### Dataset extract
[Start of Attachment]

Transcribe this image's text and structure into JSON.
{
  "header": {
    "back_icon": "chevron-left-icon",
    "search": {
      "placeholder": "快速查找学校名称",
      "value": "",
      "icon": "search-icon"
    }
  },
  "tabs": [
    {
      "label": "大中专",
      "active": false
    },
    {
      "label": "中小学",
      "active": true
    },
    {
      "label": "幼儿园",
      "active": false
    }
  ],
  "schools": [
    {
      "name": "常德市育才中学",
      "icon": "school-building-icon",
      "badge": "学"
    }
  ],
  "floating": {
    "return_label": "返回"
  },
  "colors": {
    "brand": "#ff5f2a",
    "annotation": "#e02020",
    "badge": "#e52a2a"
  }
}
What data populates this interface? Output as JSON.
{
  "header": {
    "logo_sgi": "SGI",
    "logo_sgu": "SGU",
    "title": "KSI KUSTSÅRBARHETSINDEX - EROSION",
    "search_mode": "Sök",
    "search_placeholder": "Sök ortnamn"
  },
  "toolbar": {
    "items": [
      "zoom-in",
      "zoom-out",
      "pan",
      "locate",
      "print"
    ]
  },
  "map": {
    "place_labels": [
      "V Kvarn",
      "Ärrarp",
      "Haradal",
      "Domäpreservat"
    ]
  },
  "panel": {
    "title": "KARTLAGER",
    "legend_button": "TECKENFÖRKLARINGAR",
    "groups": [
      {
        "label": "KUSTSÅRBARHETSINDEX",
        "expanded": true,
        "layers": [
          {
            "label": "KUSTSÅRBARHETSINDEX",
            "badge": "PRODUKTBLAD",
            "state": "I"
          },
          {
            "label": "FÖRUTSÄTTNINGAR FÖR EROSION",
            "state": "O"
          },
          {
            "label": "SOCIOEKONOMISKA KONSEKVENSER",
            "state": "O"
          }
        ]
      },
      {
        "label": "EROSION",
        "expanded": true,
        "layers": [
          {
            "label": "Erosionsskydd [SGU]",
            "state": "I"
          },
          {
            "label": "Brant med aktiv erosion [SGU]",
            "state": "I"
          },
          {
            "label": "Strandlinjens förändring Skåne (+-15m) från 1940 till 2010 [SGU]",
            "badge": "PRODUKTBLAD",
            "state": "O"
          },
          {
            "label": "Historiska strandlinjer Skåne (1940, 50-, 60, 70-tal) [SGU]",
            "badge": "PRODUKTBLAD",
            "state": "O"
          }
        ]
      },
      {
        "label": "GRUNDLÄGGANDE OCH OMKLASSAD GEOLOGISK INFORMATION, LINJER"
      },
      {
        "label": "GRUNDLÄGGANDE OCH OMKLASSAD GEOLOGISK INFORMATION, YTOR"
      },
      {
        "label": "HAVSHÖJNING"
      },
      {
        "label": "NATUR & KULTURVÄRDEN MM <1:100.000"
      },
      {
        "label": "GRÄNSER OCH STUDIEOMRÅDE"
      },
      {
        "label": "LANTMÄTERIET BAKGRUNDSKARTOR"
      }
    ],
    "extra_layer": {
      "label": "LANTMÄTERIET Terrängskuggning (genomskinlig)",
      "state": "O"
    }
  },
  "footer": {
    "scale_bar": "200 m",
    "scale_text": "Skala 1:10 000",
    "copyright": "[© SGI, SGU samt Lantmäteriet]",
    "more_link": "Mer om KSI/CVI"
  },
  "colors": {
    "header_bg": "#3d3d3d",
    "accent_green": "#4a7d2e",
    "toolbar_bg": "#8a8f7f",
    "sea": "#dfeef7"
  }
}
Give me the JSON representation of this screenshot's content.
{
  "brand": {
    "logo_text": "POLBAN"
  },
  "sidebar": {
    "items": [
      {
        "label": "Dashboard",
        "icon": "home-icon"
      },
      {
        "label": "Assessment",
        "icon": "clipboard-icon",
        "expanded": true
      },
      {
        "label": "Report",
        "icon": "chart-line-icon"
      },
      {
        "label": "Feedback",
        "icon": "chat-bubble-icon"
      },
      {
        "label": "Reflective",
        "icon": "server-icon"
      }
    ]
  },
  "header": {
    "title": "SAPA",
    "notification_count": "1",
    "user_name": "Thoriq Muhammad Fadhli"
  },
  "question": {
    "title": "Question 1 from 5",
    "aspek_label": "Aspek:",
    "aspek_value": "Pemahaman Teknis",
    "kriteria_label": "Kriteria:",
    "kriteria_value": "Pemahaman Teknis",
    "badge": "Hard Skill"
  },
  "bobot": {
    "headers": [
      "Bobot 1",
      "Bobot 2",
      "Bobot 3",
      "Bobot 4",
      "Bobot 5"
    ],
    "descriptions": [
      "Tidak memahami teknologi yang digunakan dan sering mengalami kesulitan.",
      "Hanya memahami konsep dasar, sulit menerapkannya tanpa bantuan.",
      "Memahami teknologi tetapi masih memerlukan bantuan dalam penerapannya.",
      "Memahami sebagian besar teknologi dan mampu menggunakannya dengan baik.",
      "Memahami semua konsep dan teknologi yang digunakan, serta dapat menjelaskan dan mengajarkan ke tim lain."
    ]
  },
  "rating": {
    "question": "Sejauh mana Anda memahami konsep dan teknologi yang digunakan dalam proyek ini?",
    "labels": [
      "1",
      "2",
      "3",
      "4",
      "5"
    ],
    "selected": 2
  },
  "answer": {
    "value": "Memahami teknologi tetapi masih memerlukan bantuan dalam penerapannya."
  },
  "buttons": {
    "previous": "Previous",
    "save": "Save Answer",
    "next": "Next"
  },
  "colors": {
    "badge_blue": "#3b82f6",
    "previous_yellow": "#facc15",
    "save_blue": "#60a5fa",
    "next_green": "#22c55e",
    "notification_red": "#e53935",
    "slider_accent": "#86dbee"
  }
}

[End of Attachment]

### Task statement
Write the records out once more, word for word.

### Answer to the problem
Transcribe this image's text and structure into JSON.
{
  "header": {
    "back_icon": "chevron-left-icon",
    "search": {
      "placeholder": "快速查找学校名称",
      "value": "",
      "icon": "search-icon"
    }
  },
  "tabs": [
    {
      "label": "大中专",
      "active": false
    },
    {
      "label": "中小学",
      "active": true
    },
    {
      "label": "幼儿园",
      "active": false
    }
  ],
  "schools": [
    {
      "name": "常德市育才中学",
      "icon": "school-building-icon",
      "badge": "学"
    }
  ],
  "floating": {
    "return_label": "返回"
  },
  "colors": {
    "brand": "#ff5f2a",
    "annotation": "#e02020",
    "badge": "#e52a2a"
  }
}
What data populates this interface? Output as JSON.
{
  "header": {
    "logo_sgi": "SGI",
    "logo_sgu": "SGU",
    "title": "KSI KUSTSÅRBARHETSINDEX - EROSION",
    "search_mode": "Sök",
    "search_placeholder": "Sök ortnamn"
  },
  "toolbar": {
    "items": [
      "zoom-in",
      "zoom-out",
      "pan",
      "locate",
      "print"
    ]
  },
  "map": {
    "place_labels": [
      "V Kvarn",
      "Ärrarp",
      "Haradal",
      "Domäpreservat"
    ]
  },
  "panel": {
    "title": "KARTLAGER",
    "legend_button": "TECKENFÖRKLARINGAR",
    "groups": [
      {
        "label": "KUSTSÅRBARHETSINDEX",
        "expanded": true,
        "layers": [
          {
            "label": "KUSTSÅRBARHETSINDEX",
            "badge": "PRODUKTBLAD",
            "state": "I"
          },
          {
            "label": "FÖRUTSÄTTNINGAR FÖR EROSION",
            "state": "O"
          },
          {
            "label": "SOCIOEKONOMISKA KONSEKVENSER",
            "state": "O"
          }
        ]
      },
      {
        "label": "EROSION",
        "expanded": true,
        "layers": [
          {
            "label": "Erosionsskydd [SGU]",
            "state": "I"
          },
          {
            "label": "Brant med aktiv erosion [SGU]",
            "state": "I"
          },
          {
            "label": "Strandlinjens förändring Skåne (+-15m) från 1940 till 2010 [SGU]",
            "badge": "PRODUKTBLAD",
            "state": "O"
          },
          {
            "label": "Historiska strandlinjer Skåne (1940, 50-, 60, 70-tal) [SGU]",
            "badge": "PRODUKTBLAD",
            "state": "O"
          }
        ]
      },
      {
        "label": "GRUNDLÄGGANDE OCH OMKLASSAD GEOLOGISK INFORMATION, LINJER"
      },
      {
        "label": "GRUNDLÄGGANDE OCH OMKLASSAD GEOLOGISK INFORMATION, YTOR"
      },
      {
        "label": "HAVSHÖJNING"
      },
      {
        "label": "NATUR & KULTURVÄRDEN MM <1:100.000"
      },
      {
        "label": "GRÄNSER OCH STUDIEOMRÅDE"
      },
      {
        "label": "LANTMÄTERIET BAKGRUNDSKARTOR"
      }
    ],
    "extra_layer": {
      "label": "LANTMÄTERIET Terrängskuggning (genomskinlig)",
      "state": "O"
    }
  },
  "footer": {
    "scale_bar": "200 m",
    "scale_text": "Skala 1:10 000",
    "copyright": "[© SGI, SGU samt Lantmäteriet]",
    "more_link": "Mer om KSI/CVI"
  },
  "colors": {
    "header_bg": "#3d3d3d",
    "accent_green": "#4a7d2e",
    "toolbar_bg": "#8a8f7f",
    "sea": "#dfeef7"
  }
}
Give me the JSON representation of this screenshot's content.
{
  "brand": {
    "logo_text": "POLBAN"
  },
  "sidebar": {
    "items": [
      {
        "label": "Dashboard",
        "icon": "home-icon"
      },
      {
        "label": "Assessment",
        "icon": "clipboard-icon",
        "expanded": true
      },
      {
        "label": "Report",
        "icon": "chart-line-icon"
      },
      {
        "label": "Feedback",
        "icon": "chat-bubble-icon"
      },
      {
        "label": "Reflective",
        "icon": "server-icon"
      }
    ]
  },
  "header": {
    "title": "SAPA",
    "notification_count": "1",
    "user_name": "Thoriq Muhammad Fadhli"
  },
  "question": {
    "title": "Question 1 from 5",
    "aspek_label": "Aspek:",
    "aspek_value": "Pemahaman Teknis",
    "kriteria_label": "Kriteria:",
    "kriteria_value": "Pemahaman Teknis",
    "badge": "Hard Skill"
  },
  "bobot": {
    "headers": [
      "Bobot 1",
      "Bobot 2",
      "Bobot 3",
      "Bobot 4",
      "Bobot 5"
    ],
    "descriptions": [
      "Tidak memahami teknologi yang digunakan dan sering mengalami kesulitan.",
      "Hanya memahami konsep dasar, sulit menerapkannya tanpa bantuan.",
      "Memahami teknologi tetapi masih memerlukan bantuan dalam penerapannya.",
      "Memahami sebagian besar teknologi dan mampu menggunakannya dengan baik.",
      "Memahami semua konsep dan teknologi yang digunakan, serta dapat menjelaskan dan mengajarkan ke tim lain."
    ]
  },
  "rating": {
    "question": "Sejauh mana Anda memahami konsep dan teknologi yang digunakan dalam proyek ini?",
    "labels": [
      "1",
      "2",
      "3",
      "4",
      "5"
    ],
    "selected": 2
  },
  "answer": {
    "value": "Memahami teknologi tetapi masih memerlukan bantuan dalam penerapannya."
  },
  "buttons": {
    "previous": "Previous",
    "save": "Save Answer",
    "next": "Next"
  },
  "colors": {
    "badge_blue": "#3b82f6",
    "previous_yellow": "#facc15",
    "save_blue": "#60a5fa",
    "next_green": "#22c55e",
    "notification_red": "#e53935",
    "slider_accent": "#86dbee"
  }
}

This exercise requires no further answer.